Iranian President Hassan Rouhani pledged Monday that his country would not buckle under the weight of newly re-imposed U.S. sanctions, calling the penalties on its oil and banking sectors “unfair” and “against the law, U.N. resolutions and international accords.”
In a nationally televised address, Rouhani said that “we will proudly break the sanctions” that went into effect at midnight as a result of President Donald Trump’s decision to pull out of the Iran nuclear deal earlier this year.
In Washington, Secretary of State Mike Pompeo and Treasury Secretary Steven Mnuchin shared more details about the sanctions, which they described as the strongest and most comprehensive ever imposed by the United States on Iran.
The latest round targets more than 700 individuals, entities, aircraft and vessels — above and beyond sanctions in place before the nuclear deal was struck in 2015. The Trump administration says its goal is to financially starve the Iranian government so that it fundamentally changes its behavior, including ending its support for terrorism.
However, eight “jurisdictions” were given waivers that allow them, for now, to keep importing oil from Iran: China, India, Italy, Greece, Japan, South Korea, Taiwan and Turkey. Pompeo noted that the U.S. will keep negotiating with these governments to eventually bring their Iranian oil imports down to zero.
Some of the places in question have relied heavily on oil from Iran, and analysts said the exemptions granted them would help keep oil markets stable as they wound down their purchases over time.
Three non-proliferation projects in Iran will also be allowed to continue under exemptions to the sanctions, Pompeo said. He did not give many details but said the exemptions would be “very narrow“ and “time-limited.”
The secretary of state said the United States remains interested in reaching a new agreement with Iran that covers its nuclear activities and other points of dispute. But Iran must “abandon its revolutionary course,” he said.

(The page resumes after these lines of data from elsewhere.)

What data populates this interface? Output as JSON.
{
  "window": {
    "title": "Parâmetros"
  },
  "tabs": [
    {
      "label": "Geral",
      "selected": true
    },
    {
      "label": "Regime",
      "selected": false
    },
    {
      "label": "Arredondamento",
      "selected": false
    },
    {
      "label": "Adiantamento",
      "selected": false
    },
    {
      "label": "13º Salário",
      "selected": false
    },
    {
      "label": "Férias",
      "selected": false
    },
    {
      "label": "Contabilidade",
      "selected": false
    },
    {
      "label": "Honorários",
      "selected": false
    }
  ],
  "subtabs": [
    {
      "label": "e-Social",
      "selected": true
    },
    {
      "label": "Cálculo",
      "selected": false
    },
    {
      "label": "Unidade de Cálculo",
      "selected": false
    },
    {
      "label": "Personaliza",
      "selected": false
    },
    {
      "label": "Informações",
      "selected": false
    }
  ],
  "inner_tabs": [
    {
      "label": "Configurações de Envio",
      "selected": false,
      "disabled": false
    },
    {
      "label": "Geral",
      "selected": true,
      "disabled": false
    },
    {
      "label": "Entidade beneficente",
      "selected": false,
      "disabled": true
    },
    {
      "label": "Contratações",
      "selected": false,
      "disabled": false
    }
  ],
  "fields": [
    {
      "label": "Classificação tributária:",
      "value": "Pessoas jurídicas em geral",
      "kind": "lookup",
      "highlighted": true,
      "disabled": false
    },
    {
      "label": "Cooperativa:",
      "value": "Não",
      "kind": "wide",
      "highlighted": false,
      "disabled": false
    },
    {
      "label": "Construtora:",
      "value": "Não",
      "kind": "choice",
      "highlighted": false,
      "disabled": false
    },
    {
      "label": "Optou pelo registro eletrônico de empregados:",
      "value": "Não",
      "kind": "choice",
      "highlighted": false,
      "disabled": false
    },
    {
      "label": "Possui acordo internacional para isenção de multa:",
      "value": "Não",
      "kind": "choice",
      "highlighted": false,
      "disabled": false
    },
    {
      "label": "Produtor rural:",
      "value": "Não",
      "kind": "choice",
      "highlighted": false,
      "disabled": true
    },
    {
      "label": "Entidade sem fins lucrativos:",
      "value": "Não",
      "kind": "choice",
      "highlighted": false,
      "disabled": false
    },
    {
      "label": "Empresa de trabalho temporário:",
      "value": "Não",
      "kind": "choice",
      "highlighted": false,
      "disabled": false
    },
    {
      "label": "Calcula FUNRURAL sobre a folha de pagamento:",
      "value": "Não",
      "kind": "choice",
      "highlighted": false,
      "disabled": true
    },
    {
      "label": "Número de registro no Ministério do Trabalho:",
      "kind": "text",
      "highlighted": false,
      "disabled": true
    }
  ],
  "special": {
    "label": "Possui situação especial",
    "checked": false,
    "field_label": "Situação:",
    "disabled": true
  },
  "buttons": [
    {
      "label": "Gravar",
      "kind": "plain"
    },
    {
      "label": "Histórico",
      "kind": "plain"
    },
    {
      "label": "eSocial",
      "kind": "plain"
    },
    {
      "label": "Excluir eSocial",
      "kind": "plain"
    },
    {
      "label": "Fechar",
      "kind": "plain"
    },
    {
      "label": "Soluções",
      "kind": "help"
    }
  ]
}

The U.S. sanctions are particularly harsh because they not only can be levied on Iranian businesses but also on entities outside Iran that do business in the Middle Eastern country. Although some European governments, including Britain, France and Germany, are seeking to find alternatives so that they can keep trade going with Iran, many international firms have nonetheless already pulled out of Iran to avoid hefty U.S. fines.
“We will be strictly enforcing our sanctions,” Mnuchin warned.
Trump teased the sanctions last week on Twitter with a photo-shopped reference to the TV show “Game of Thrones,” writing that “sanctions are coming.” Asked whether using such a meme was appropriate, Pompeo pointed to reports that Qassem Soleimani, a feared Iranian military leader, had used his own version of a “Game of Thrones” meme to respond to Trump, promising to “stand against” him.
“This is a man who has American blood on his hands,“ Pompeo said.
Over the weekend, Pompeo promised that the re-imposition of the sanctions will have the intended effect of altering Tehran’s behavior.
“I’m very confident that the sanctions that will be reimposed this Monday, not only the crude oil sanctions but the financial sanctions being put in place by the Treasury Department of over 600 designations of individuals and companies in Iran, will have the intended effect: to alter the Iranian regime’s behavior,” Pompeo said on “Fox News Sunday.” “That’s our expectation. It’s the reason for President Trump’s policy.”
A defiant Rouhani disputed that on Monday, arguing that the waivers already show that the White House’s threats are toothless.
“The Islamic Republic can sell its oil, and even if these eight countries weren’t exempted, we would have still sold our oil,” Rouhani said. “Isn’t that success?”
Article originally published on POLITICO Magazine